The federal government is currently reviewing the national renewable energy target, and its review flagged as one option closing the scheme to new entrants which would decimate Australia’s renewable energy industry.
Environment Victoria CEO Mark Wakeham said today:
“We are encouraged by reports that the Victorian ALP is considering reintroducing a state-based renewable energy target. Previously the ALP has committed to developing a renewable energy jobs plan for the state, though the only firm commitment they have made so far on renewable energy is to repeal the Coalition’s planning laws which discriminate against new windfarms.”
“With just 58 days until the state election it is time that we had clarity from all parties on their renewable energy policies.
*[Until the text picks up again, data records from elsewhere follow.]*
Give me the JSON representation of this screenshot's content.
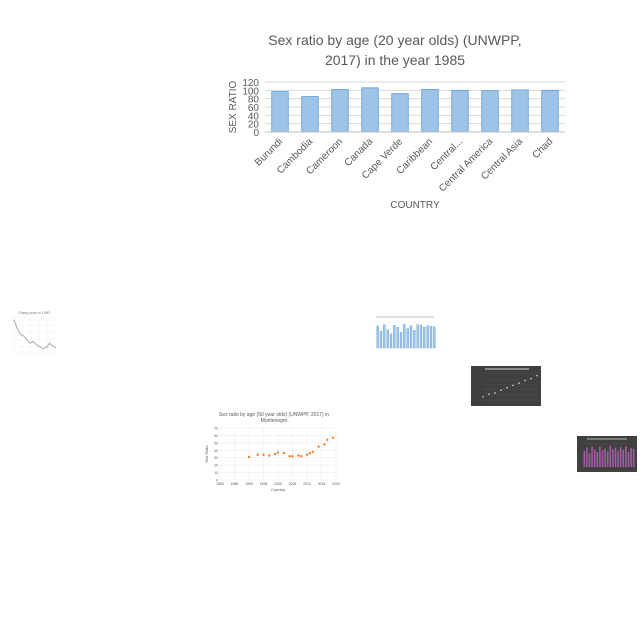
{
  "chart_data": [
    {
      "type": "bar",
      "title": "Sex ratio by age (20 year olds) (UNWPP, 2017) in the year 1985",
      "title_lines": [
        "Sex ratio by age (20 year olds) (UNWPP,",
        "2017) in the year 1985"
      ],
      "xlabel": "COUNTRY",
      "ylabel": "SEX RATIO",
      "categories": [
        "Burundi",
        "Cambodia",
        "Cameroon",
        "Canada",
        "Cape Verde",
        "Caribbean",
        "Central...",
        "Central America",
        "Central Asia",
        "Chad"
      ],
      "values": [
        97,
        85,
        102,
        106,
        92,
        102,
        100,
        99,
        101,
        100
      ],
      "ylim": [
        0,
        120
      ],
      "yticks": [
        0,
        20,
        40,
        60,
        80,
        100,
        120
      ],
      "grid": true,
      "bar_color": "#9dc3e6"
    },
    {
      "type": "line",
      "title": "Sheep price in 1990",
      "values": [
        95,
        70,
        55,
        50,
        40,
        30,
        35,
        25,
        20,
        15,
        18,
        30,
        22,
        18
      ],
      "line_color": "#999999"
    },
    {
      "type": "bar",
      "values": [
        85,
        65,
        90,
        70,
        55,
        88,
        80,
        60,
        92,
        75,
        85,
        68,
        90,
        88,
        80,
        86,
        84,
        82
      ],
      "bar_color": "#9dc3e6"
    },
    {
      "type": "scatter",
      "x": [
        1,
        2,
        3,
        4,
        5,
        6,
        7,
        8,
        9,
        10
      ],
      "y": [
        10,
        18,
        22,
        30,
        38,
        45,
        52,
        60,
        66,
        75
      ],
      "background": "#404040",
      "point_color": "#d9d9d9"
    },
    {
      "type": "scatter",
      "title": "Sex ratio by age (50 year olds) (UNWPP, 2017) in Montenegro",
      "title_lines": [
        "Sex ratio by age (50 year olds) (UNWPP, 2017) in",
        "Montenegro"
      ],
      "xlabel": "Country",
      "ylabel": "Sex Ratio",
      "x": [
        1990,
        1993,
        1995,
        1997,
        1999,
        2000,
        2002,
        2004,
        2005,
        2007,
        2008,
        2010,
        2011,
        2012,
        2014,
        2016,
        2017,
        2019
      ],
      "y": [
        31,
        34,
        34,
        33,
        35,
        37,
        36,
        32,
        32,
        33,
        32,
        34,
        36,
        38,
        45,
        48,
        54,
        57
      ],
      "xlim": [
        1980,
        2020
      ],
      "ylim": [
        0,
        70
      ],
      "xticks": [
        1980,
        1985,
        1990,
        1995,
        2000,
        2005,
        2010,
        2015,
        2020
      ],
      "yticks": [
        0,
        10,
        20,
        30,
        40,
        50,
        60,
        70
      ],
      "point_color": "#ed7d31",
      "grid": true
    },
    {
      "type": "bar",
      "values": [
        70,
        85,
        60,
        90,
        75,
        65,
        88,
        72,
        80,
        68,
        92,
        77,
        84,
        70,
        86,
        74,
        90,
        66,
        82,
        78
      ],
      "background": "#404040",
      "bar_color": "#a55ca5"
    }
  ]
}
Unfortunately the last four years under the Coalition Government have seen nothing but a series of attacks on Victoria’s renewable energy industry, with investments in wind and solar being discouraged, and energy efficiency programs scrapped.”
“Reintroducing a state-based renewable energy target would give Victorian renewable energy developers the confidence that they need to invest in large new projects that will create jobs and investment in regional communities. Environment Victoria would strongly welcome a commitment to a Victorian Renewable Energy Target from all parties contesting the election.”
“The Greens recently committed to introducing a Victorian renewable energy target of at least 90 percent by 2030, though it is unknown if delivering on this policy is a condition of them forming government or approving the state budget if they are in such a position of influence post-election.”
“Renewable energy enjoys massive support among Victorians both in the city and country, with polls showing four out of five Victorians support more investment in renewables. With Victoria having the most polluting power supply in the country we need a clear plan from all parties contesting the November election outlining how they would clean up the state’s power supply.”